While some students watched the inauguration from home, a select few took the trip up to Washington D.C. to see the peaceful transition of power in person.
Lynsey Kraftick, a sophomore public relations major from London, drove to her grandfather’s place in nearby Crystal City with her family in hopes of seeing the man she voted for swear in as president.
“This was my first inauguration,” Lynsey said. “I voted for Trump and support Trump, but I also just wanted to witness history.”
Acclimated with D.C. and its difficult metro traffic, Kraftick said she had never seen the metro as crowded as it was that morning.
“It was awful—everything was completely backed up,” Kraftick said. “I have never seen so many people in my entire life.”
Kraftick said she waited in line at one of the many entrances to the inauguration from 9 a.m. to 11:15 a.m, before deciding her only chance at seeing the inauguration was to return home and watch on television.

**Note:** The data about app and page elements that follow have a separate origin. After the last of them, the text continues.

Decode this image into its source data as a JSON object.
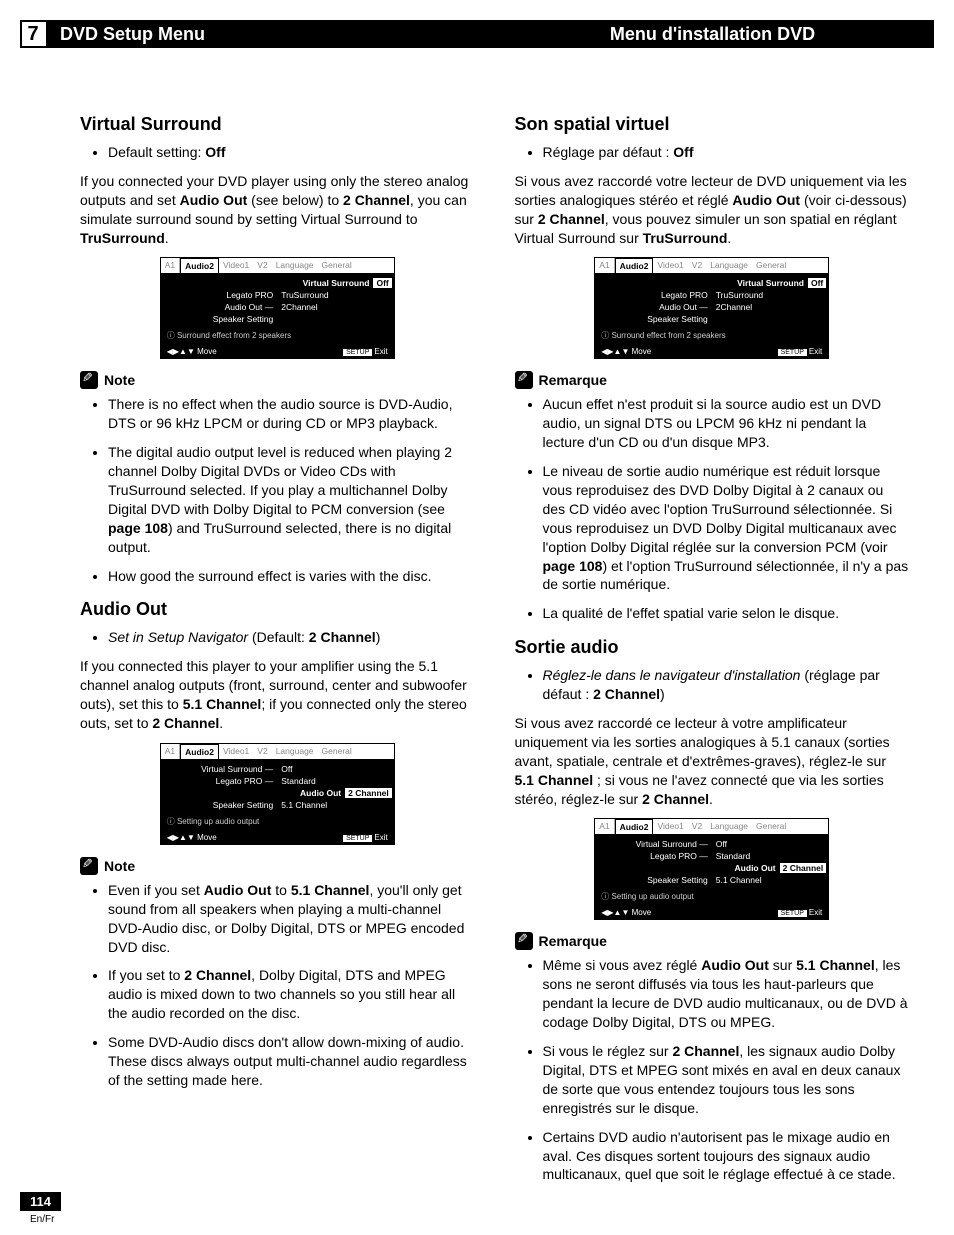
{
  "header": {
    "num": "7",
    "left": "DVD Setup Menu",
    "right": "Menu d'installation DVD"
  },
  "footer": {
    "page": "114",
    "lang": "En/Fr"
  },
  "osd": {
    "tabs": {
      "a1": "A1",
      "a2": "Audio2",
      "v1": "Video1",
      "v2": "V2",
      "lang": "Language",
      "gen": "General"
    },
    "foot_move": "Move",
    "foot_setup": "SETUP",
    "foot_exit": "Exit",
    "vs": {
      "r1l": "Virtual Surround",
      "r1r": "Off",
      "r2l": "Legato PRO",
      "r2r": "TruSurround",
      "r3l": "Audio Out —",
      "r3r": "2Channel",
      "r4l": "Speaker Setting",
      "r4r": "",
      "hint": "ⓘ Surround effect from 2 speakers"
    },
    "ao": {
      "r1l": "Virtual Surround —",
      "r1r": "Off",
      "r2l": "Legato PRO —",
      "r2r": "Standard",
      "r3l": "Audio Out",
      "r3r": "2 Channel",
      "r4l": "Speaker Setting",
      "r4r": "5.1 Channel",
      "hint": "ⓘ Setting up audio output"
    }
  },
  "en": {
    "s1_h": "Virtual Surround",
    "s1_b1_a": "Default setting: ",
    "s1_b1_b": "Off",
    "s1_p_a": "If you connected your DVD player using only the stereo analog outputs and set ",
    "s1_p_b": "Audio Out",
    "s1_p_c": " (see below) to ",
    "s1_p_d": "2 Channel",
    "s1_p_e": ", you can simulate surround sound by setting Virtual Surround to ",
    "s1_p_f": "TruSurround",
    "s1_p_g": ".",
    "note": "Note",
    "s1_n1": "There is no effect when the audio source is DVD-Audio, DTS or 96 kHz LPCM or during CD or MP3 playback.",
    "s1_n2_a": "The digital audio output level is reduced when playing 2 channel Dolby Digital DVDs or Video CDs with TruSurround selected. If you play a multichannel Dolby Digital DVD with Dolby Digital to PCM conversion (see ",
    "s1_n2_b": "page 108",
    "s1_n2_c": ") and TruSurround selected, there is no digital output.",
    "s1_n3": "How good the surround effect is varies with the disc.",
    "s2_h": "Audio Out",
    "s2_b1_a": "Set in Setup Navigator",
    "s2_b1_b": " (Default: ",
    "s2_b1_c": "2 Channel",
    "s2_b1_d": ")",
    "s2_p_a": "If you connected this player to your amplifier using the 5.1 channel analog outputs (front, surround, center and subwoofer outs), set this to ",
    "s2_p_b": "5.1 Channel",
    "s2_p_c": "; if you connected only the stereo outs, set to ",
    "s2_p_d": "2 Channel",
    "s2_p_e": ".",
    "s2_n1_a": "Even if you set ",
    "s2_n1_b": "Audio Out",
    "s2_n1_c": " to ",
    "s2_n1_d": "5.1 Channel",
    "s2_n1_e": ", you'll only get sound from all speakers when playing a multi-channel DVD-Audio disc, or Dolby Digital, DTS or MPEG encoded DVD disc.",
    "s2_n2_a": "If you set to ",
    "s2_n2_b": "2 Channel",
    "s2_n2_c": ", Dolby Digital, DTS and MPEG audio is mixed down to two channels so you still hear all the audio recorded on the disc.",
    "s2_n3": "Some DVD-Audio discs don't allow down-mixing of audio. These discs always output multi-channel audio regardless of the setting made here."
  },
  "fr": {
    "s1_h": "Son spatial virtuel",
    "s1_b1_a": "Réglage par défaut : ",
    "s1_b1_b": "Off",
    "s1_p_a": "Si vous avez raccordé votre lecteur de DVD uniquement via les sorties analogiques stéréo et réglé ",
    "s1_p_b": "Audio Out",
    "s1_p_c": " (voir ci-dessous) sur ",
    "s1_p_d": "2 Channel",
    "s1_p_e": ", vous pouvez simuler un son spatial en réglant Virtual Surround sur ",
    "s1_p_f": "TruSurround",
    "s1_p_g": ".",
    "note": "Remarque",
    "s1_n1": "Aucun effet n'est produit si la source audio est un DVD audio, un signal DTS ou LPCM 96 kHz ni pendant la lecture d'un CD ou d'un disque MP3.",
    "s1_n2_a": "Le niveau de sortie audio numérique est réduit lorsque vous reproduisez des DVD Dolby Digital à 2 canaux ou des CD vidéo avec l'option TruSurround sélectionnée. Si vous reproduisez un DVD Dolby Digital multicanaux avec l'option Dolby Digital réglée sur la conversion PCM (voir ",
    "s1_n2_b": "page 108",
    "s1_n2_c": ") et l'option TruSurround sélectionnée, il n'y a pas de sortie numérique.",
    "s1_n3": "La qualité de l'effet spatial varie selon le disque.",
    "s2_h": "Sortie audio",
    "s2_b1_a": "Réglez-le dans le navigateur d'installation",
    "s2_b1_b": " (réglage par défaut : ",
    "s2_b1_c": "2 Channel",
    "s2_b1_d": ")",
    "s2_p_a": "Si vous avez raccordé ce lecteur à votre amplificateur uniquement via les sorties analogiques à 5.1 canaux (sorties avant, spatiale, centrale et d'extrêmes-graves), réglez-le sur ",
    "s2_p_b": "5.1 Channel",
    "s2_p_c": " ; si vous ne l'avez connecté que via les sorties stéréo, réglez-le sur ",
    "s2_p_d": "2 Channel",
    "s2_p_e": ".",
    "s2_n1_a": "Même si vous avez réglé ",
    "s2_n1_b": "Audio Out",
    "s2_n1_c": " sur ",
    "s2_n1_d": "5.1 Channel",
    "s2_n1_e": ", les sons ne seront diffusés via tous les haut-parleurs que pendant la lecure de DVD audio multicanaux, ou de DVD à codage Dolby Digital, DTS ou MPEG.",
    "s2_n2_a": "Si vous le réglez sur ",
    "s2_n2_b": "2 Channel",
    "s2_n2_c": ", les signaux audio Dolby Digital, DTS et MPEG sont mixés en aval en deux canaux de sorte que vous entendez toujours tous les sons enregistrés sur le disque.",
    "s2_n3": "Certains DVD audio n'autorisent pas le mixage audio en aval. Ces disques sortent toujours des signaux audio multicanaux, quel que soit le réglage effectué à ce stade."
  }
}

“By the time the inauguration was about to start, I was still four or five blocks from where I could see,” Kraftick said. “So I booked it back to my apartment to have a chance to watch.”
While watching the inauguration, Kraftick said First Lady Melania Trump looked awe-inspiring with her now infamous Ralph Lauren dress.

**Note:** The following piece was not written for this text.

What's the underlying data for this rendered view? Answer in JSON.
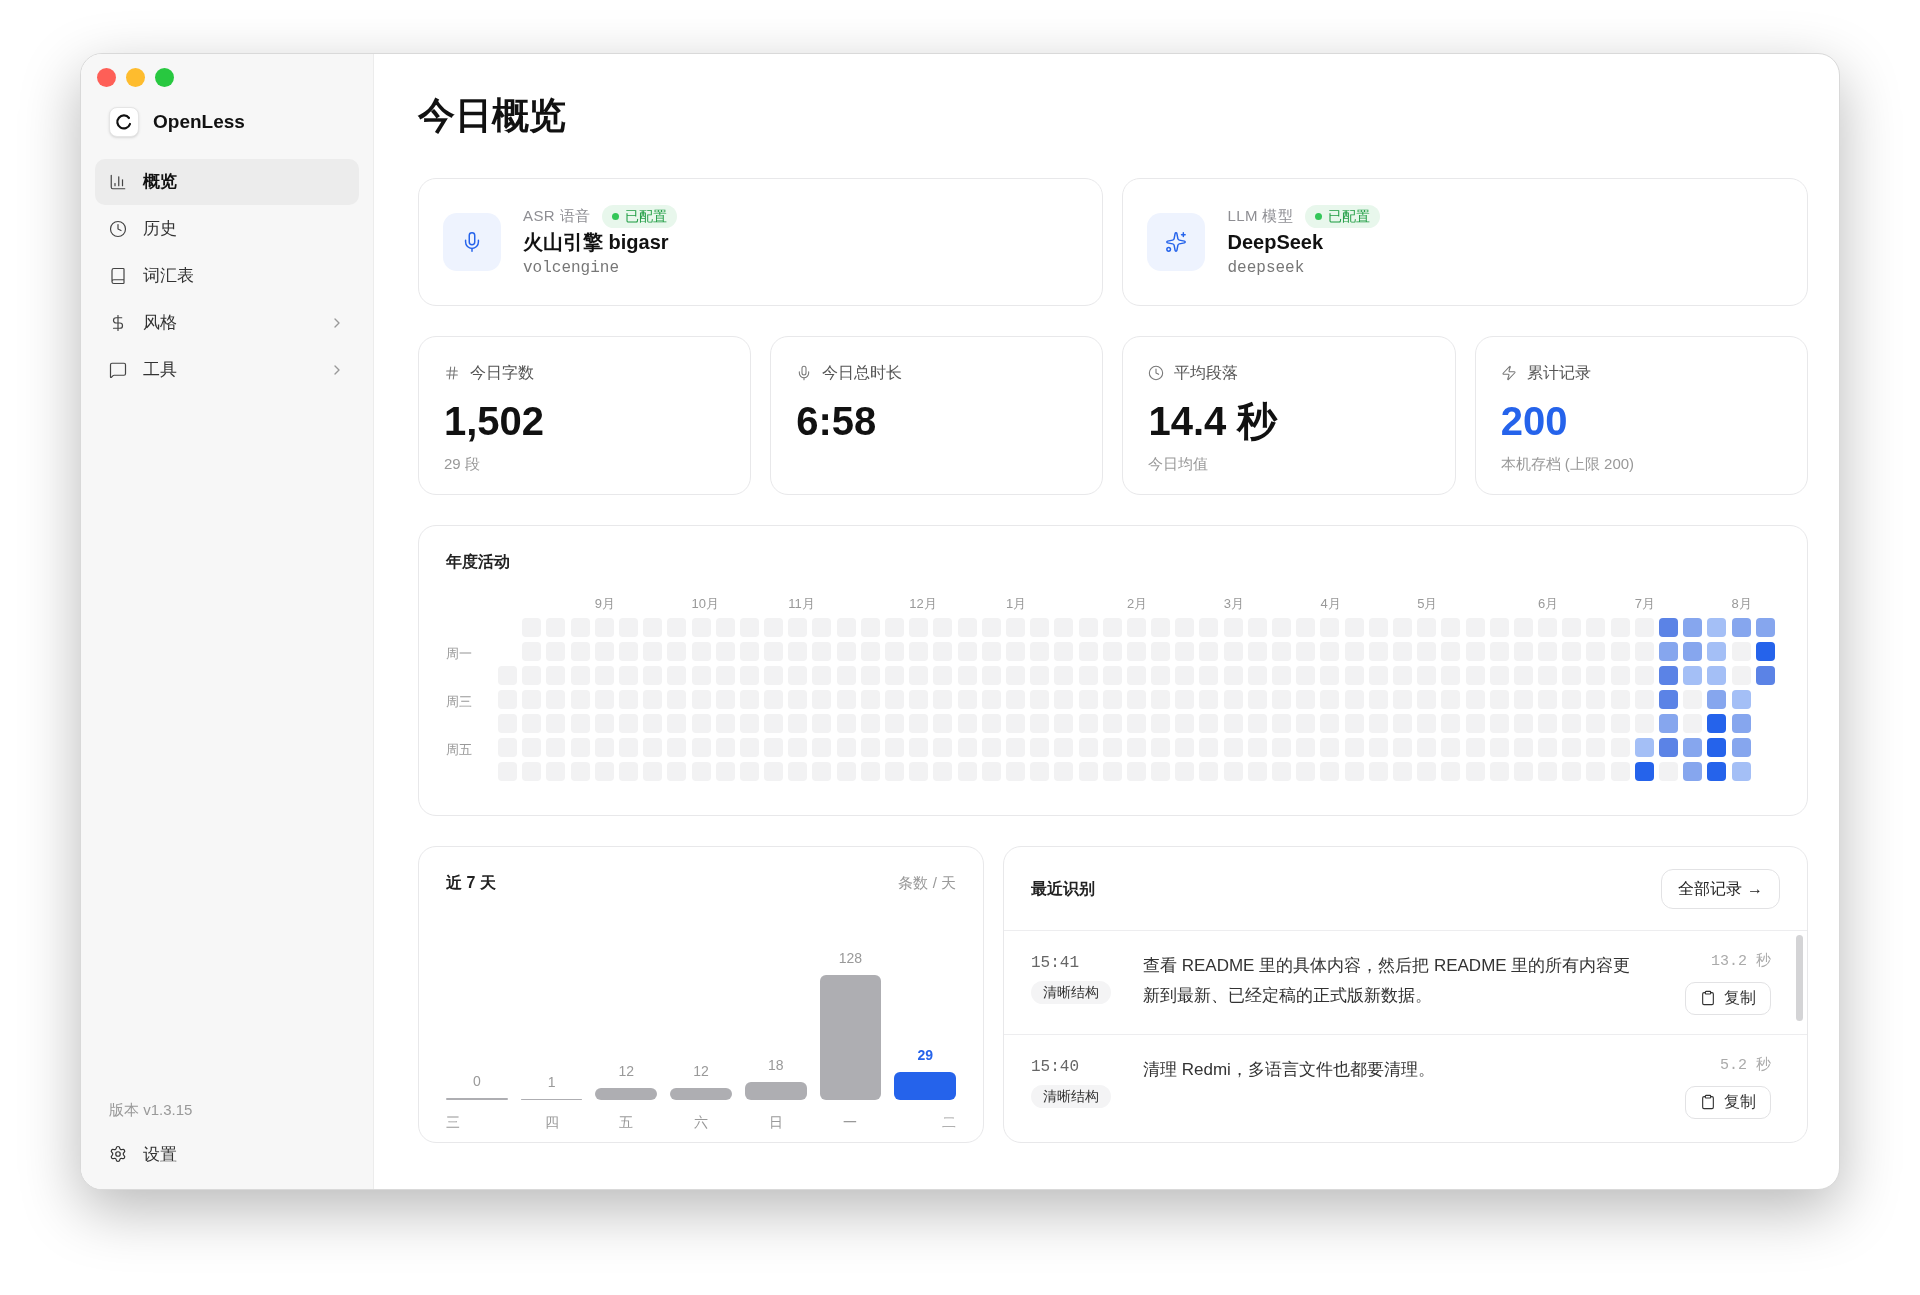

“Melania looked just like Jackie Kennedy,” Kraftick said. “I think [Barack] Obama and Michelle were more familial and tried to dress and look more like us, but Melania looked like a person to look up to.”
One issue Kraftick said she did find with the inauguration: “It was very non-diverse.”
Almost everyone Kraftick said she saw at the inauguration was white, and she said a lot of it may have had to do with Trump’s message during his campaign.
“I did see an equal amount of men and women there, but everyone was the same color,” Kraftick said.
The next day, Kraftick said she and her family went out of town in order to get away from the record-breaking Women’s March traffic downtown.
“There was no traffic on the road—and if you’ve ever been to D.C. you know how unusual that is,” Kraftick said.
While Kraftick said she respected the protester’s rights to free speech, she said she did think the march was over-the-top.
“That’s not how women are supposed to act,” Kraftick said. “I think they were just making it worse.”